* Activity *
Each entry in the material below should be copied without any alteration.

* Material for this task *
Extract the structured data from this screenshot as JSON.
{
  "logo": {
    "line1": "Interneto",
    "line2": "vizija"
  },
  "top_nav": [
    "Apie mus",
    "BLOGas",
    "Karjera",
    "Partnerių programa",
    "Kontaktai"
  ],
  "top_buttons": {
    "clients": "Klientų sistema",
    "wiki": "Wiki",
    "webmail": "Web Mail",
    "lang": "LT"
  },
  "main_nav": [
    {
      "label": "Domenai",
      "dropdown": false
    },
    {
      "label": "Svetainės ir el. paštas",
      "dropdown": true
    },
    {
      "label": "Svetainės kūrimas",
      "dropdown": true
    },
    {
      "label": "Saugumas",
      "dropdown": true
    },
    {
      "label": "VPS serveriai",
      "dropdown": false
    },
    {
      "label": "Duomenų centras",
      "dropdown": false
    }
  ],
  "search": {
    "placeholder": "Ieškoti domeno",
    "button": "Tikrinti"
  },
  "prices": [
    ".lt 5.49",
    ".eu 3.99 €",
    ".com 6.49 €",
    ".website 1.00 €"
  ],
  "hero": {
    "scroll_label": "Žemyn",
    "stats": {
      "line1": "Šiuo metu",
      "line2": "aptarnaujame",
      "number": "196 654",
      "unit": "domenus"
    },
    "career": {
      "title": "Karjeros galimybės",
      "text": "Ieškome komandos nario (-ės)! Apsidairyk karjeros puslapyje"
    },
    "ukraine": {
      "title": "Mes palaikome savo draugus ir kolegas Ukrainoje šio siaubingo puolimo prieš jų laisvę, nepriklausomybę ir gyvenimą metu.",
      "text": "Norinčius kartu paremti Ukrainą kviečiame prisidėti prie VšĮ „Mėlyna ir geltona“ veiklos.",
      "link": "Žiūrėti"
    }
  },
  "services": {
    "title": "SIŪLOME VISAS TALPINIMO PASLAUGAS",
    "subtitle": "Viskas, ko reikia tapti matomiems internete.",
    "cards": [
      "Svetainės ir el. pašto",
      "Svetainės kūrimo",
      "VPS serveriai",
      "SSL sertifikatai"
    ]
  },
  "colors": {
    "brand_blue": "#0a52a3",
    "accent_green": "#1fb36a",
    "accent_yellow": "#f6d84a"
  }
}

* Task answer *
Extract the structured data from this screenshot as JSON.
{
  "logo": {
    "line1": "Interneto",
    "line2": "vizija"
  },
  "top_nav": [
    "Apie mus",
    "BLOGas",
    "Karjera",
    "Partnerių programa",
    "Kontaktai"
  ],
  "top_buttons": {
    "clients": "Klientų sistema",
    "wiki": "Wiki",
    "webmail": "Web Mail",
    "lang": "LT"
  },
  "main_nav": [
    {
      "label": "Domenai",
      "dropdown": false
    },
    {
      "label": "Svetainės ir el. paštas",
      "dropdown": true
    },
    {
      "label": "Svetainės kūrimas",
      "dropdown": true
    },
    {
      "label": "Saugumas",
      "dropdown": true
    },
    {
      "label": "VPS serveriai",
      "dropdown": false
    },
    {
      "label": "Duomenų centras",
      "dropdown": false
    }
  ],
  "search": {
    "placeholder": "Ieškoti domeno",
    "button": "Tikrinti"
  },
  "prices": [
    ".lt 5.49",
    ".eu 3.99 €",
    ".com 6.49 €",
    ".website 1.00 €"
  ],
  "hero": {
    "scroll_label": "Žemyn",
    "stats": {
      "line1": "Šiuo metu",
      "line2": "aptarnaujame",
      "number": "196 654",
      "unit": "domenus"
    },
    "career": {
      "title": "Karjeros galimybės",
      "text": "Ieškome komandos nario (-ės)! Apsidairyk karjeros puslapyje"
    },
    "ukraine": {
      "title": "Mes palaikome savo draugus ir kolegas Ukrainoje šio siaubingo puolimo prieš jų laisvę, nepriklausomybę ir gyvenimą metu.",
      "text": "Norinčius kartu paremti Ukrainą kviečiame prisidėti prie VšĮ „Mėlyna ir geltona“ veiklos.",
      "link": "Žiūrėti"
    }
  },
  "services": {
    "title": "SIŪLOME VISAS TALPINIMO PASLAUGAS",
    "subtitle": "Viskas, ko reikia tapti matomiems internete.",
    "cards": [
      "Svetainės ir el. pašto",
      "Svetainės kūrimo",
      "VPS serveriai",
      "SSL sertifikatai"
    ]
  },
  "colors": {
    "brand_blue": "#0a52a3",
    "accent_green": "#1fb36a",
    "accent_yellow": "#f6d84a"
  }
}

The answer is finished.